(Beginning of MATERIAL FOR THIS TASK)
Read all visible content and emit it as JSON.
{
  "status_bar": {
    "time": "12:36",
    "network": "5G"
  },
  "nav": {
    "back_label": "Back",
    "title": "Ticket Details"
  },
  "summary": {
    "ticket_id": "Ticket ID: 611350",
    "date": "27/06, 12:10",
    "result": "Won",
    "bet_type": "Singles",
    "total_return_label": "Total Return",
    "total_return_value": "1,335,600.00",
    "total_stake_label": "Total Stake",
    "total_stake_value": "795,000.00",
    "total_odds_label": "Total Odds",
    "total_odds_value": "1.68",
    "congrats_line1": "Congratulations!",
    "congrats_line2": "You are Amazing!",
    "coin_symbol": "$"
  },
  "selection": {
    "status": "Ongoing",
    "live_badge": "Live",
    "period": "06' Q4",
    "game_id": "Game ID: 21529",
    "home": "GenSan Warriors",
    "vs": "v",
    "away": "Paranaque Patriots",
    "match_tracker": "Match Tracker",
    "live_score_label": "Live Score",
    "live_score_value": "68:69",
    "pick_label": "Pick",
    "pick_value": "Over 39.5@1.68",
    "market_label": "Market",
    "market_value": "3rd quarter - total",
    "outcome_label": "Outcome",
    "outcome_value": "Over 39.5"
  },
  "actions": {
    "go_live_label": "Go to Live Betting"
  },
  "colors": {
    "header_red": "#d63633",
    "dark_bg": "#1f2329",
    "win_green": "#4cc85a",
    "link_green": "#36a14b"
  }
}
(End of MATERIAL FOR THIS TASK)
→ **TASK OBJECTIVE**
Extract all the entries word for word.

→ **FINAL ANSWER**
Read all visible content and emit it as JSON.
{
  "status_bar": {
    "time": "12:36",
    "network": "5G"
  },
  "nav": {
    "back_label": "Back",
    "title": "Ticket Details"
  },
  "summary": {
    "ticket_id": "Ticket ID: 611350",
    "date": "27/06, 12:10",
    "result": "Won",
    "bet_type": "Singles",
    "total_return_label": "Total Return",
    "total_return_value": "1,335,600.00",
    "total_stake_label": "Total Stake",
    "total_stake_value": "795,000.00",
    "total_odds_label": "Total Odds",
    "total_odds_value": "1.68",
    "congrats_line1": "Congratulations!",
    "congrats_line2": "You are Amazing!",
    "coin_symbol": "$"
  },
  "selection": {
    "status": "Ongoing",
    "live_badge": "Live",
    "period": "06' Q4",
    "game_id": "Game ID: 21529",
    "home": "GenSan Warriors",
    "vs": "v",
    "away": "Paranaque Patriots",
    "match_tracker": "Match Tracker",
    "live_score_label": "Live Score",
    "live_score_value": "68:69",
    "pick_label": "Pick",
    "pick_value": "Over 39.5@1.68",
    "market_label": "Market",
    "market_value": "3rd quarter - total",
    "outcome_label": "Outcome",
    "outcome_value": "Over 39.5"
  },
  "actions": {
    "go_live_label": "Go to Live Betting"
  },
  "colors": {
    "header_red": "#d63633",
    "dark_bg": "#1f2329",
    "win_green": "#4cc85a",
    "link_green": "#36a14b"
  }
}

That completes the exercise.